Appropriate For: 8 and up. Younger kids will love the look and feel, but might be scared by some of the game’s larger creatures. The controls are also fairly complex.
Fortnite: Battle Royale
(PC, Xbox One, PS4) | ESRB Rating: T
This creative shooter’s main mode encourages players to think strategically as they build fortifications and work together to defend against waves of nefarious enemies. The real star of the show, however, is the free-to-play “Battle Royale” version. Inspired by the equally popular PlayerUnknown’s Battlegrounds, Fortnite: Battle Royale drops 100 players onto a huge map. The last one standing (usually atop a giant self-built tower) wins. So big it recently warranted its very own GMA segment, Fortnite’s unpredictability has turned it into one of the world’s most popular games with teens and, yes, their younger siblings.
Appropriate For: 13 and up. Though it rewards strategic thinking and its violence is much more cartoonish than mature games like Call of Duty, Fortnite is still a pretty intense online shooter.
Mario Kart 8 Deluxe
(Switch) | ESRB Rating: E
A multiplayer stalwart for over 25 years now, Mario Kart remains the go-to racer for kids with a competitive streak (ie. basically all kids). Though Mario Kart 8 was originally released for Nintendo’s lackluster Wii U console, this Switch version is bigger, faster and perfectly portable. It’s also the perfect game to play with your child, though you have to promise to not get mad when they nail you with a blue shell right before you cross the finish line.
Appropriate For: 6 and up. It’s-a Mario!
(iOS, Android) | ESRB Rating: Not rated
Nearly 2 billion downloads have turned this slick endless runner into one of the biggest mobile games in the world. Players guide a graffiti artist down subway tracks as they outrun the authorities, dodging trains, collecting coins and even hopping on hoverboards. While it’s free to play, it can quickly suck up funds via loads of optional upgrades (to be fair, the Teleporter board is pretty awesome).

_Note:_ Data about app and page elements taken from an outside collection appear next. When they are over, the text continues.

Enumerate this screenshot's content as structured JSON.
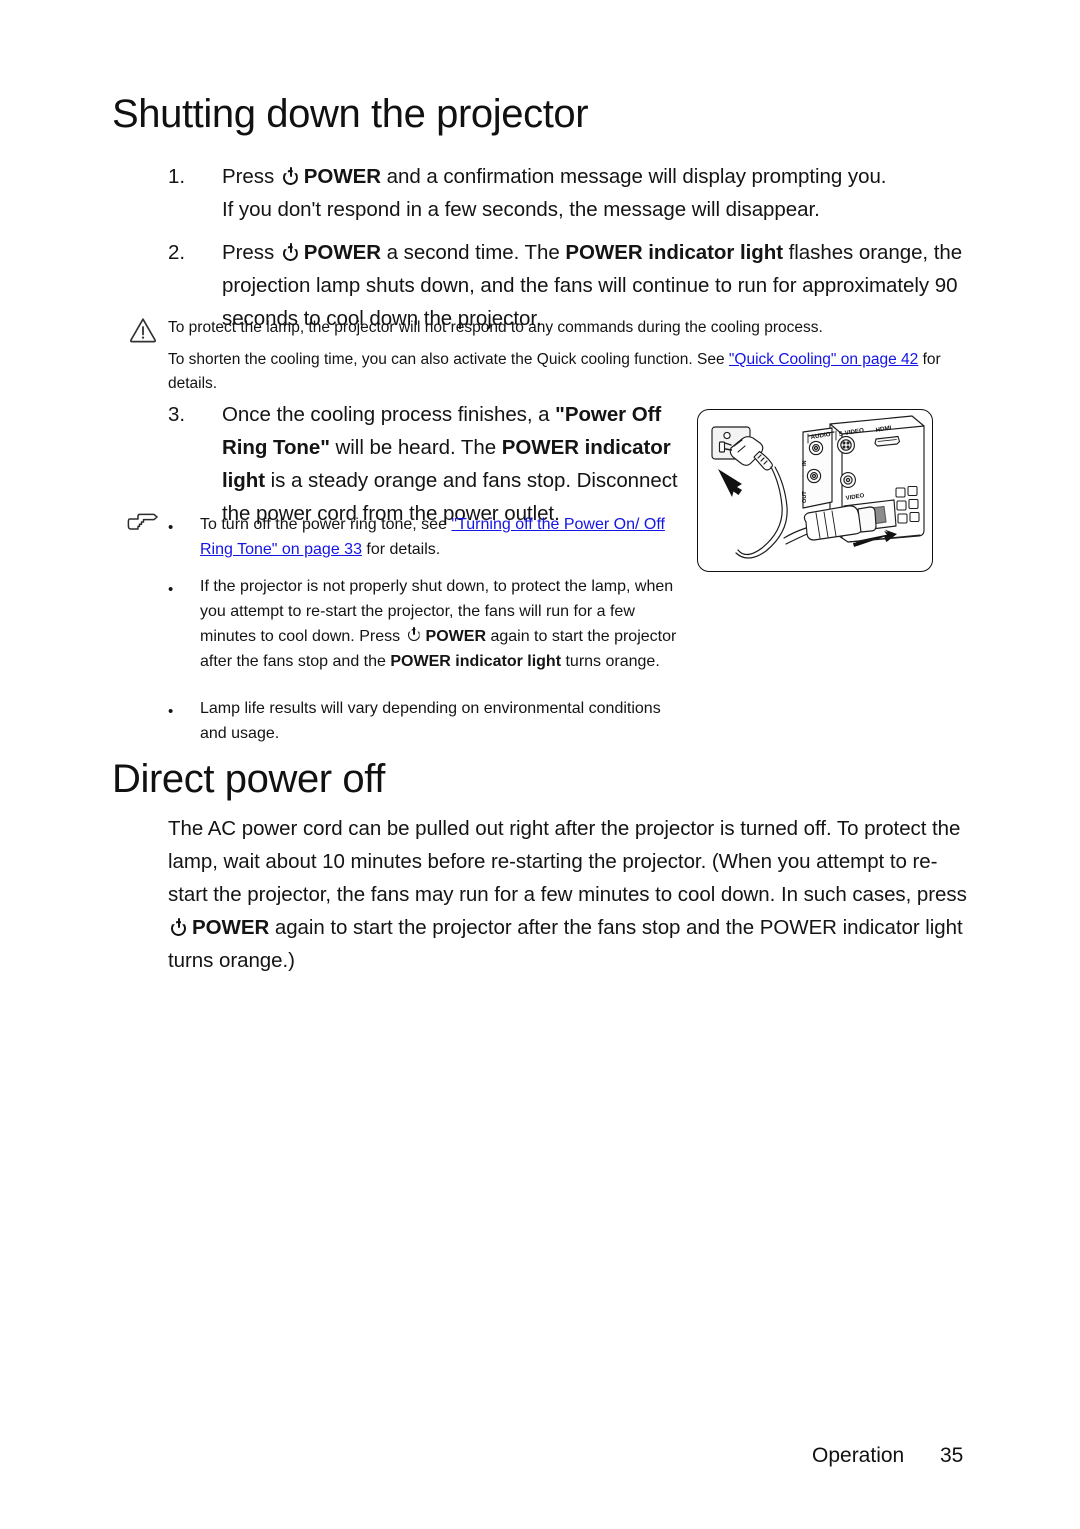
{
  "document": {
    "heading_shutdown": "Shutting down the projector",
    "heading_direct": "Direct power off"
  },
  "steps": [
    {
      "number": "1.",
      "line1_pre": "Press ",
      "power_label": "POWER",
      "line1_post": " and a confirmation message will display prompting you.",
      "line2": "If you don't respond in a few seconds, the message will disappear."
    },
    {
      "number": "2.",
      "pre": "Press ",
      "power_label": "POWER",
      "mid": " a second time. The ",
      "bold_phrase": "POWER indicator light",
      "post": " flashes orange, the projection lamp shuts down, and the fans will continue to run for approximately 90 seconds to cool down the projector."
    },
    {
      "number": "3.",
      "pre": "Once the cooling process finishes, a ",
      "bold1": "\"Power Off Ring Tone\"",
      "mid1": " will be heard. The ",
      "bold2": "POWER indicator light",
      "post": " is a steady orange and fans stop. Disconnect the power cord from the power outlet."
    }
  ],
  "warning_note": {
    "icon": "warning-triangle-icon",
    "line1": "To protect the lamp, the projector will not respond to any commands during the cooling process.",
    "line2_pre": "To shorten the cooling time, you can also activate the Quick cooling function. See ",
    "line2_link": "\"Quick Cooling\" on page 42",
    "line2_post": " for details."
  },
  "tip_notes": {
    "icon": "pointing-hand-icon",
    "items": [
      {
        "pre": "To turn off the power ring tone, see ",
        "link": "\"Turning off the Power On/ Off Ring Tone\" on page 33",
        "post": " for details."
      },
      {
        "pre": "If the projector is not properly shut down, to protect the lamp, when you attempt to re-start the projector, the fans will run for a few minutes to cool down. Press ",
        "power_label": "POWER",
        "mid": " again to start the projector after the fans stop and the ",
        "bold": "POWER indicator light",
        "post": " turns orange."
      },
      {
        "pre": "Lamp life results will vary depending on environmental conditions and usage.",
        "link": "",
        "post": ""
      }
    ]
  },
  "direct_power_off": {
    "part1": "The AC power cord can be pulled out right after the projector is turned off. To protect the lamp, wait about 10 minutes before re-starting the projector. (When you attempt to re-start the projector, the fans may run for a few minutes to cool down. In such cases, press ",
    "power_label": "POWER",
    "part2": " again to start the projector after the fans stop and the POWER indicator light turns orange.)"
  },
  "illustration": {
    "name": "power-cord-disconnect-diagram",
    "port_labels": [
      "AUDIO",
      "S-VIDEO",
      "HDMI",
      "IN",
      "OUT",
      "VIDEO"
    ]
  },
  "footer": {
    "label": "Operation",
    "page_number": "35"
  },
  "colors": {
    "link": "#1414e6",
    "text": "#141414"
  }
}
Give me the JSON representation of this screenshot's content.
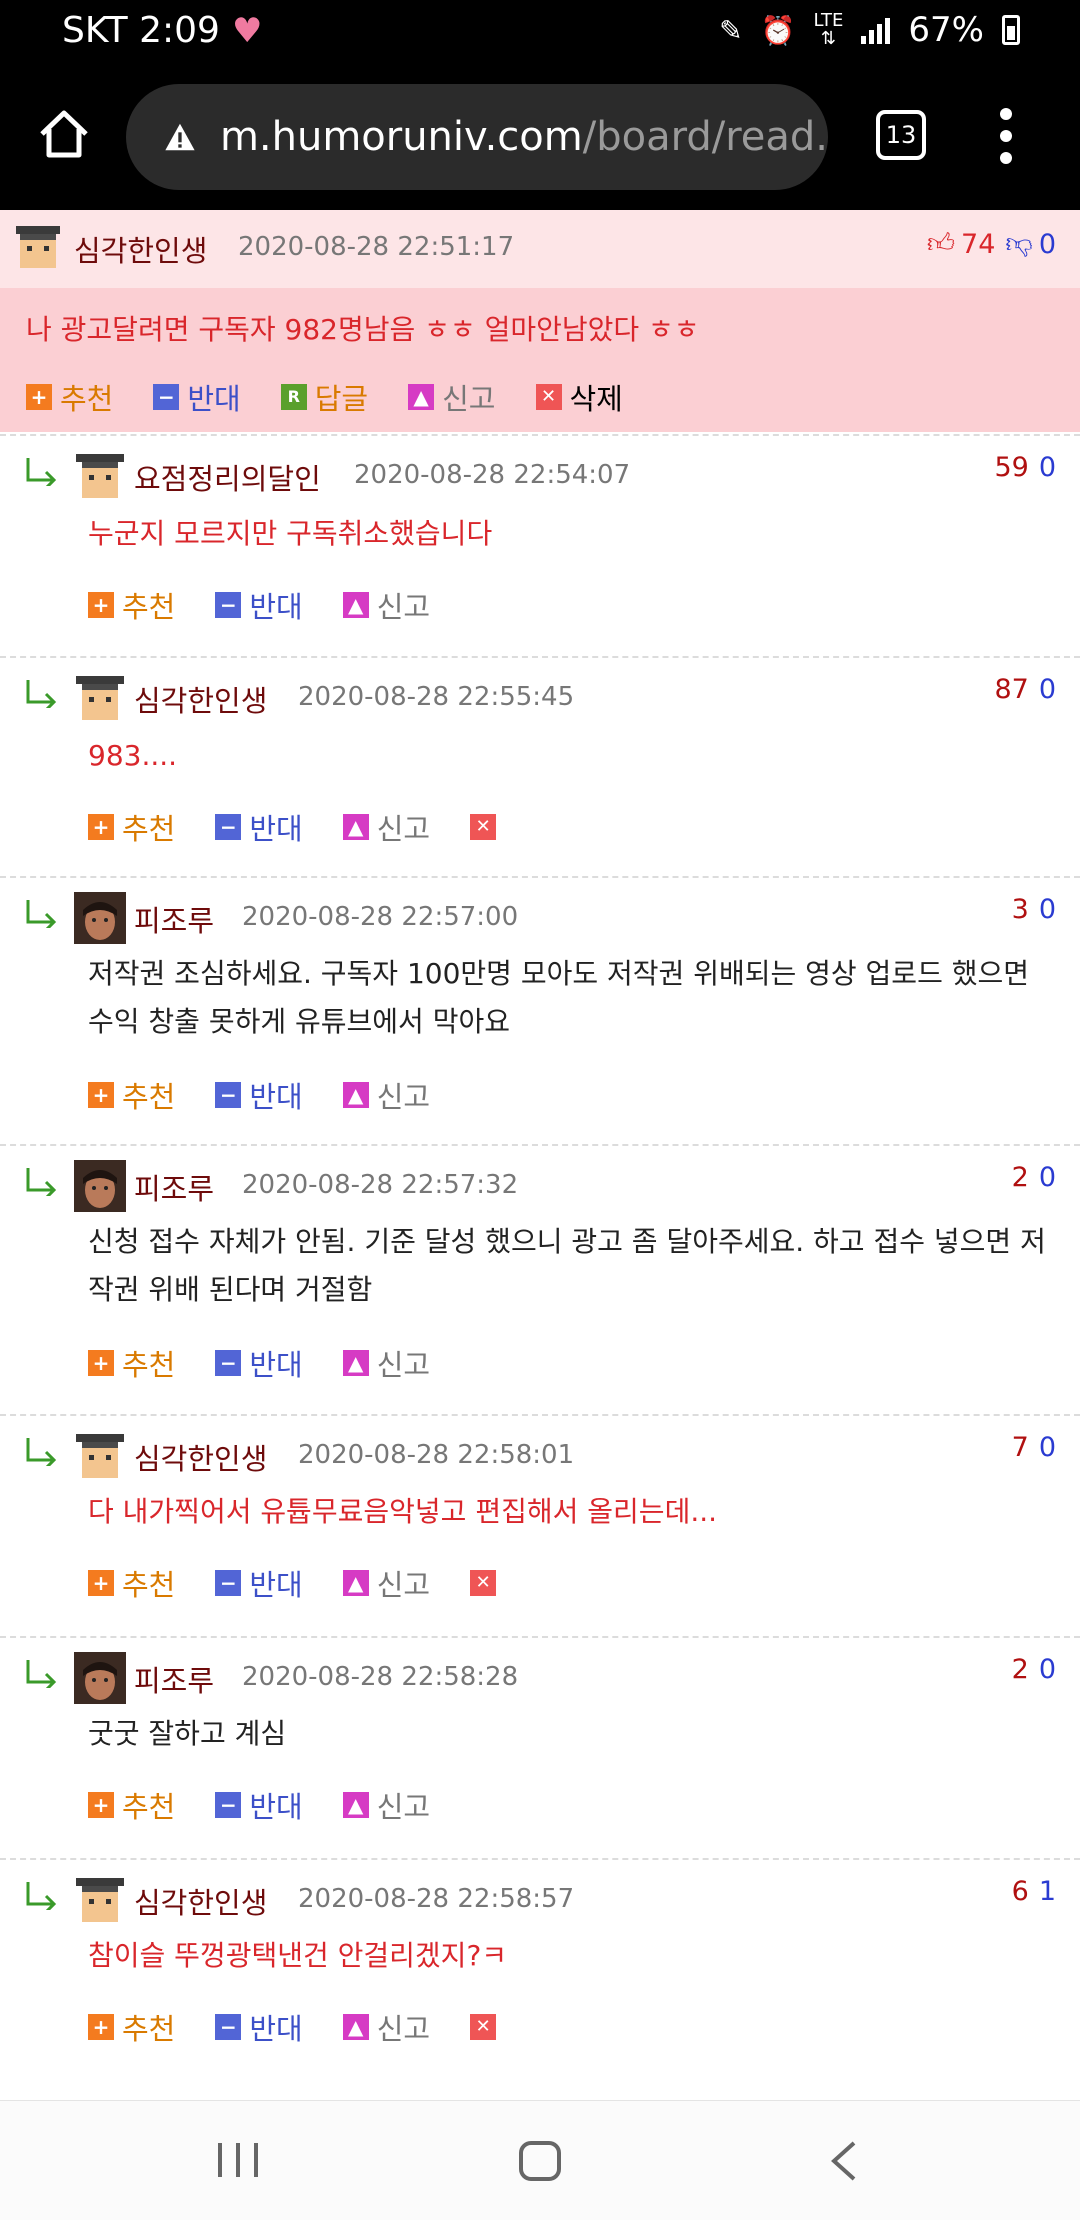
{
  "status": {
    "carrier_time": "SKT 2:09",
    "network": "LTE",
    "battery": "67%"
  },
  "browser": {
    "url_host": "m.humoruniv.com",
    "url_path": "/board/read.",
    "tab_count": "13"
  },
  "post": {
    "nick": "심각한인생",
    "date": "2020-08-28 22:51:17",
    "likes": "74",
    "dislikes": "0",
    "text": "나 광고달려면 구독자 982명남음 ㅎㅎ 얼마안남았다 ㅎㅎ",
    "actions": {
      "recommend": "추천",
      "oppose": "반대",
      "reply": "답글",
      "report": "신고",
      "delete": "삭제"
    }
  },
  "labels": {
    "recommend": "추천",
    "oppose": "반대",
    "report": "신고"
  },
  "comments": [
    {
      "nick": "요점정리의달인",
      "date": "2020-08-28 22:54:07",
      "up": "59",
      "down": "0",
      "text": "누군지 모르지만 구독취소했습니다"
    },
    {
      "nick": "심각한인생",
      "date": "2020-08-28 22:55:45",
      "up": "87",
      "down": "0",
      "text": "983...."
    },
    {
      "nick": "피조루",
      "date": "2020-08-28 22:57:00",
      "up": "3",
      "down": "0",
      "text": "저작권 조심하세요. 구독자 100만명 모아도 저작권 위배되는 영상 업로드 했으면 수익 창출 못하게 유튜브에서 막아요"
    },
    {
      "nick": "피조루",
      "date": "2020-08-28 22:57:32",
      "up": "2",
      "down": "0",
      "text": "신청 접수 자체가 안됨. 기준 달성 했으니 광고 좀 달아주세요. 하고 접수 넣으면 저작권 위배 된다며 거절함"
    },
    {
      "nick": "심각한인생",
      "date": "2020-08-28 22:58:01",
      "up": "7",
      "down": "0",
      "text": "다 내가찍어서 유튭무료음악넣고 편집해서 올리는데..."
    },
    {
      "nick": "피조루",
      "date": "2020-08-28 22:58:28",
      "up": "2",
      "down": "0",
      "text": "굿굿 잘하고 계심"
    },
    {
      "nick": "심각한인생",
      "date": "2020-08-28 22:58:57",
      "up": "6",
      "down": "1",
      "text": "참이슬 뚜껑광택낸건 안걸리겠지?ㅋ"
    }
  ]
}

Appropriate For: 6 and up, but be sure to vigilantly monitor those microtransactions!
Do you have a favorite kids game we should include? Let us know in the comments section below.